(Collected data)
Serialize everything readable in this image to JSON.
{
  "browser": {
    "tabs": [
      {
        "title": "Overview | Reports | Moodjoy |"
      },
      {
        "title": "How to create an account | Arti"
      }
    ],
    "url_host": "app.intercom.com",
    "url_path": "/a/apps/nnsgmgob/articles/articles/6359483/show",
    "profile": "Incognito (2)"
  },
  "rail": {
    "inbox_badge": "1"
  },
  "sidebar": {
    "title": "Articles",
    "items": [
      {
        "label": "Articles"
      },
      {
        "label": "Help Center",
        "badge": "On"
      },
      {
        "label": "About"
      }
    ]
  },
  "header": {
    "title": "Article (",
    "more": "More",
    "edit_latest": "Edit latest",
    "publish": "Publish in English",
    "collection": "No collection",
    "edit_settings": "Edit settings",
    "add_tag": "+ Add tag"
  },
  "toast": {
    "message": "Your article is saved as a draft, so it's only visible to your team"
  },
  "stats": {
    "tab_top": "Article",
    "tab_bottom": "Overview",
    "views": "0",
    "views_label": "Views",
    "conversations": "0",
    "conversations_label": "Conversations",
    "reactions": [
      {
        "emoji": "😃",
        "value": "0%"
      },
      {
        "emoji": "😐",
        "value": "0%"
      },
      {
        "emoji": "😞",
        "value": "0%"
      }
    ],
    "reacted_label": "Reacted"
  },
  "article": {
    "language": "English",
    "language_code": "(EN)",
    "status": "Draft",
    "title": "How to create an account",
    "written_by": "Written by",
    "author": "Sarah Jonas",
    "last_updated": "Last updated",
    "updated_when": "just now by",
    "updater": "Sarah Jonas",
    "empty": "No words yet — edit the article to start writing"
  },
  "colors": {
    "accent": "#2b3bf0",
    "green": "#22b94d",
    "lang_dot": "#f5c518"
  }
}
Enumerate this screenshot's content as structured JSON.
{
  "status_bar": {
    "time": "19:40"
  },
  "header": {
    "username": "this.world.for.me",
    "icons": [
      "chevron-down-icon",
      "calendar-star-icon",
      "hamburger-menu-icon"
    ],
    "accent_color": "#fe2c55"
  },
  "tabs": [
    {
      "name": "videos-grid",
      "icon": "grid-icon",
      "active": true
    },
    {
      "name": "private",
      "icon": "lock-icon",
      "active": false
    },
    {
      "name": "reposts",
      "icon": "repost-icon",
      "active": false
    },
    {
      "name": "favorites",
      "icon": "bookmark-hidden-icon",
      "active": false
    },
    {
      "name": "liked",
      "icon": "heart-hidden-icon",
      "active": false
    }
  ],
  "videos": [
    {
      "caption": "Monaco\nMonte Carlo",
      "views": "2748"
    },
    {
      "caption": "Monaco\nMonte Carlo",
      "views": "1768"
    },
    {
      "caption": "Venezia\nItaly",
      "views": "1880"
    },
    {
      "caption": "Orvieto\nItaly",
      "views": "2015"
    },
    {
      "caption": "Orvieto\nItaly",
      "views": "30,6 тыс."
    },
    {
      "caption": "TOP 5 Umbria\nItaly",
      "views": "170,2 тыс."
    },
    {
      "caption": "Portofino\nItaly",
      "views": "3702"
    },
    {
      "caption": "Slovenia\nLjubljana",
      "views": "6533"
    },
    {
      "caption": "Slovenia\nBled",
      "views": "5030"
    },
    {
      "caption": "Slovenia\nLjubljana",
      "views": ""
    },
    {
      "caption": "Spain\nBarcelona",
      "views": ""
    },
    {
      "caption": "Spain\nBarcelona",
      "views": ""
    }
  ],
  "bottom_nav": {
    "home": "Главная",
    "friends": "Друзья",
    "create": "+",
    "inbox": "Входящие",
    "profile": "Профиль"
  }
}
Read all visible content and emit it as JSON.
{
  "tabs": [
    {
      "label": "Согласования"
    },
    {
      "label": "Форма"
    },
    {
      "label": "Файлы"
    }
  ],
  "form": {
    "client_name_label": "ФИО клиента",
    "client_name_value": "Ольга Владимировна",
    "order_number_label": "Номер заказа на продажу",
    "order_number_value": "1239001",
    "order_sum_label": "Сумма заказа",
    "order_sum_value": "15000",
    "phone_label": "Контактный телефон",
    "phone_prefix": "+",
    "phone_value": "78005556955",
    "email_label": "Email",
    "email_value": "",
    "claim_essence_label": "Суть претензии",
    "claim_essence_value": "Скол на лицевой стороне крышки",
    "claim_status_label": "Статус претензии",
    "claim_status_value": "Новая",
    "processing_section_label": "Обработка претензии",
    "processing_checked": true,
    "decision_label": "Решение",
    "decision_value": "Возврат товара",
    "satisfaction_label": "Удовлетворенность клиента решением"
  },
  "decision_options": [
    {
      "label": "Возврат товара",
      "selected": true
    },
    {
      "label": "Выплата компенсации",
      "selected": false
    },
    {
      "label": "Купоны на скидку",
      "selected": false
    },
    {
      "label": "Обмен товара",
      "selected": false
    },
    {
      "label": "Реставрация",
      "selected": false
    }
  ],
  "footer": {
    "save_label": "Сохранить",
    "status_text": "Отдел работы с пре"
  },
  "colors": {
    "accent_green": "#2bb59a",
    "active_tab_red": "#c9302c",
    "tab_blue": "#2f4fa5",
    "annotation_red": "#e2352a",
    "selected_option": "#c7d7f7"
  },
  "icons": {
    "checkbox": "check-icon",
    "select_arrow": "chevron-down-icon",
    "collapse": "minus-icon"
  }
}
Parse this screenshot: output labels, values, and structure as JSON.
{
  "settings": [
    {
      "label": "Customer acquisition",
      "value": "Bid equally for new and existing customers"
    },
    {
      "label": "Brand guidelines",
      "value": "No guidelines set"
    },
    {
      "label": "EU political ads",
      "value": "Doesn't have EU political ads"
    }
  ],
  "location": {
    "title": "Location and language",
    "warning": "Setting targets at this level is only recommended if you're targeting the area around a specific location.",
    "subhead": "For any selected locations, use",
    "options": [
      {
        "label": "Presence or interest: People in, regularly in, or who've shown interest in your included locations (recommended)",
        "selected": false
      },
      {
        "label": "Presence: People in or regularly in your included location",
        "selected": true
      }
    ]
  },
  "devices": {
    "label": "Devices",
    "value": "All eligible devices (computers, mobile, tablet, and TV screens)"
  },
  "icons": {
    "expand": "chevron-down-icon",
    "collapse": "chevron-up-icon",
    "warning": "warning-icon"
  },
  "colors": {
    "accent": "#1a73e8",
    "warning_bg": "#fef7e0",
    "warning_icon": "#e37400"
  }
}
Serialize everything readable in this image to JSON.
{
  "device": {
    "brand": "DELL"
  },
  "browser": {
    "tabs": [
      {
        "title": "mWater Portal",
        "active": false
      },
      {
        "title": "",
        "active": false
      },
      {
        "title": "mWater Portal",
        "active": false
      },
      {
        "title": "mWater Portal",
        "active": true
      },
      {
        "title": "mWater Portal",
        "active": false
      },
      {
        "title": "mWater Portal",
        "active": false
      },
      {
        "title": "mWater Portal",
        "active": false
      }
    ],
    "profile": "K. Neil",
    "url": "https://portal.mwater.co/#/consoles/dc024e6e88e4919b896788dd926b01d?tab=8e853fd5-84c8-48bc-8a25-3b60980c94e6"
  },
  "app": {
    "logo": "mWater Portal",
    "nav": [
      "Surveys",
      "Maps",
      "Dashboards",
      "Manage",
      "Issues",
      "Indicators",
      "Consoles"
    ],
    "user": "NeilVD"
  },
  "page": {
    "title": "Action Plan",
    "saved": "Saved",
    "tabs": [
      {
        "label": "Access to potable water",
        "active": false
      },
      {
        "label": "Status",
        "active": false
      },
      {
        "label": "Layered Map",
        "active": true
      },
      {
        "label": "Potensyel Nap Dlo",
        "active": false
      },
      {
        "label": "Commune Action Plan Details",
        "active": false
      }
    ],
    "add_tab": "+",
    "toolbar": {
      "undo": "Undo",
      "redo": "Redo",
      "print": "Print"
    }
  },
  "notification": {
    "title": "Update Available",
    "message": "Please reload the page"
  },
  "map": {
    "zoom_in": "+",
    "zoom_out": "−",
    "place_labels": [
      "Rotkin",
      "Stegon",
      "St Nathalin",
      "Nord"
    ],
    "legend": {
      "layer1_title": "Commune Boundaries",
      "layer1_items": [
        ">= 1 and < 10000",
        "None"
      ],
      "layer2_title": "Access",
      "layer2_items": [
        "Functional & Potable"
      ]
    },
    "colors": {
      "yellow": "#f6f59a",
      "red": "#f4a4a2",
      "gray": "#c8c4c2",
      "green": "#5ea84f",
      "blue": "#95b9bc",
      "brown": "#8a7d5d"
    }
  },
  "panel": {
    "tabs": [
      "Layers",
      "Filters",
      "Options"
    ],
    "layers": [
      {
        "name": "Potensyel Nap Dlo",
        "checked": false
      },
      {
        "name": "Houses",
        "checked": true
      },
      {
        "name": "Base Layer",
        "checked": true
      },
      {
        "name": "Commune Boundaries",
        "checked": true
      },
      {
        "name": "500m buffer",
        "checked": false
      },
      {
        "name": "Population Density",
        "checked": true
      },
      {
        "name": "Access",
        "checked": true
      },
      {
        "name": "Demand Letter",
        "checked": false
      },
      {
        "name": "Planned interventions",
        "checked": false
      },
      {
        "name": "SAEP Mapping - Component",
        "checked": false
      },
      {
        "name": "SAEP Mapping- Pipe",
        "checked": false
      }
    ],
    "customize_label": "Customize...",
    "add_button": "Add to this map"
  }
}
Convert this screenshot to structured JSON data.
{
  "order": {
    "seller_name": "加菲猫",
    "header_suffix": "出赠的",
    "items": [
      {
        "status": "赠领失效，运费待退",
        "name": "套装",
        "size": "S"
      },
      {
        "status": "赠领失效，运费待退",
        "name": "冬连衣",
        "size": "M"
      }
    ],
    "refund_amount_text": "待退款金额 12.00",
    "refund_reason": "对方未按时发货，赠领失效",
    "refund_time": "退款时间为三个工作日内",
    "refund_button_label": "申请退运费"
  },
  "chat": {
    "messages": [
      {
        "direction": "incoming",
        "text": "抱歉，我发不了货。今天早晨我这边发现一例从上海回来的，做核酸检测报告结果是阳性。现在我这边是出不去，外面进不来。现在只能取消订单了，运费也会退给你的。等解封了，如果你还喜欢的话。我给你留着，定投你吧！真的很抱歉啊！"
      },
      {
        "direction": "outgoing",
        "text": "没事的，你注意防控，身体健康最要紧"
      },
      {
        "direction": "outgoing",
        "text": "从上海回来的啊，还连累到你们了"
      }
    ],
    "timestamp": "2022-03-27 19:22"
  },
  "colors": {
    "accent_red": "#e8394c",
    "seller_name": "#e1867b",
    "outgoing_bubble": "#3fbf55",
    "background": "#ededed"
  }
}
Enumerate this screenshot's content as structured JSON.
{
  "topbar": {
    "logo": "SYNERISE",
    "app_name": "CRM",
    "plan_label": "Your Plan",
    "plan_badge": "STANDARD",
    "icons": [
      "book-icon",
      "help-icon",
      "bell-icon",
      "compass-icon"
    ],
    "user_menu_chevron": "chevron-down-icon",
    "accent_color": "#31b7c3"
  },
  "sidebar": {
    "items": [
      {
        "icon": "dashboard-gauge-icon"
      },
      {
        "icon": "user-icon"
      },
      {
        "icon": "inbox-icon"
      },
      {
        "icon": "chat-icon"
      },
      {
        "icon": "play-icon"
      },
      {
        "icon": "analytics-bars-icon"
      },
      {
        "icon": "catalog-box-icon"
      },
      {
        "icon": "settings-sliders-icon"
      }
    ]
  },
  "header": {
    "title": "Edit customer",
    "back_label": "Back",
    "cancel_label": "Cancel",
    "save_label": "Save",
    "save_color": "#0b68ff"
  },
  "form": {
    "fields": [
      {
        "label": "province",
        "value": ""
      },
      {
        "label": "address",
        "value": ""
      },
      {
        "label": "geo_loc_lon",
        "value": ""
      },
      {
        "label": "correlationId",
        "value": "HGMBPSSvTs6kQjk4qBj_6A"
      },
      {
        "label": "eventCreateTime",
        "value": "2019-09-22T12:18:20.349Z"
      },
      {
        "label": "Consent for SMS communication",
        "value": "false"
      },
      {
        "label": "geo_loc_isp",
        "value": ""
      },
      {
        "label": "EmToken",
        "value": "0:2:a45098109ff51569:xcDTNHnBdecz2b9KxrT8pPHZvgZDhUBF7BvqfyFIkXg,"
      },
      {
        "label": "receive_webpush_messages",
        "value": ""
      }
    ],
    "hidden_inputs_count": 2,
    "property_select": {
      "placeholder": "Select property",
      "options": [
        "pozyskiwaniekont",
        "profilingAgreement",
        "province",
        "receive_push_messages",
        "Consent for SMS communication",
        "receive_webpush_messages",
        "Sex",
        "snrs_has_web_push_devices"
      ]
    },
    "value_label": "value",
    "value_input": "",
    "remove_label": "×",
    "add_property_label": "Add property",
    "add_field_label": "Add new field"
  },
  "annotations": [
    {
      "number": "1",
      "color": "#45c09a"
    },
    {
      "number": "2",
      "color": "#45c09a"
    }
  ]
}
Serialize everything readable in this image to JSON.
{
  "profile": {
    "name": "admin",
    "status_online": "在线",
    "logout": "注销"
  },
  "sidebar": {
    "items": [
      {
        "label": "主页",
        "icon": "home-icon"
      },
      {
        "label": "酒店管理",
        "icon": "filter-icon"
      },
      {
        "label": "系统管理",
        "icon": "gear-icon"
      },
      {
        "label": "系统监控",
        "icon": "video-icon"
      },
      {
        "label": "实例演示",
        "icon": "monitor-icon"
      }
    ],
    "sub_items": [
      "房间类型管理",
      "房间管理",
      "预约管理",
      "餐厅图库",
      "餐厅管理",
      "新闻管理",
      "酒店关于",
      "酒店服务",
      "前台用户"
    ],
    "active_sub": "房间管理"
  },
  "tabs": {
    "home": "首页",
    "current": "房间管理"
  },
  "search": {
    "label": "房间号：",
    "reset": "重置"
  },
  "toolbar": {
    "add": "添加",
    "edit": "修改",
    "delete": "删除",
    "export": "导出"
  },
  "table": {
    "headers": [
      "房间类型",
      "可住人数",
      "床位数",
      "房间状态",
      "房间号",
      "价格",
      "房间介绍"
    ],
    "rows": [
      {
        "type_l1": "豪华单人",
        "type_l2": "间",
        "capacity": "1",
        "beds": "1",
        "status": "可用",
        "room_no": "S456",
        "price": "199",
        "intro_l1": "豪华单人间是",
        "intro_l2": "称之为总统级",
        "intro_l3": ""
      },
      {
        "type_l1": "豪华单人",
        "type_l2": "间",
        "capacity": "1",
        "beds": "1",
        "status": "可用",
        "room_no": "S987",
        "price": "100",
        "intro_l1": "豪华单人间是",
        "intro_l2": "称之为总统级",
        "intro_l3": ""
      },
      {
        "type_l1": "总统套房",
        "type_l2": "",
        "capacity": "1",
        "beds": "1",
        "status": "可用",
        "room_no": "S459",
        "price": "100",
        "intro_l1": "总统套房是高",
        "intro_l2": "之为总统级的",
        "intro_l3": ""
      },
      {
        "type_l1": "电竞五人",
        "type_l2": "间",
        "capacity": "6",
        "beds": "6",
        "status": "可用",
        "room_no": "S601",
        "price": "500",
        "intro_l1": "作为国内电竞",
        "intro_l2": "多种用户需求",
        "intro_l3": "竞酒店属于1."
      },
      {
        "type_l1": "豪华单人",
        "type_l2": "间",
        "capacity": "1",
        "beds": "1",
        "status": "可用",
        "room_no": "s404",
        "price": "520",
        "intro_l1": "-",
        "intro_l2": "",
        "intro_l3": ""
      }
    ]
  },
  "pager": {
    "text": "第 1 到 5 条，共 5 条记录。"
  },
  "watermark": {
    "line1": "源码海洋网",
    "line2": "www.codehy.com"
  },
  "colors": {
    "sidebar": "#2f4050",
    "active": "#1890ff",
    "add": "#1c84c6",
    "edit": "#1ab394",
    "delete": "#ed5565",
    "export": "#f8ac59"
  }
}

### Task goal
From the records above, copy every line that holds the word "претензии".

### Result
    "claim_essence_label": "Суть претензии",
    "claim_status_label": "Статус претензии",
    "processing_section_label": "Обработка претензии",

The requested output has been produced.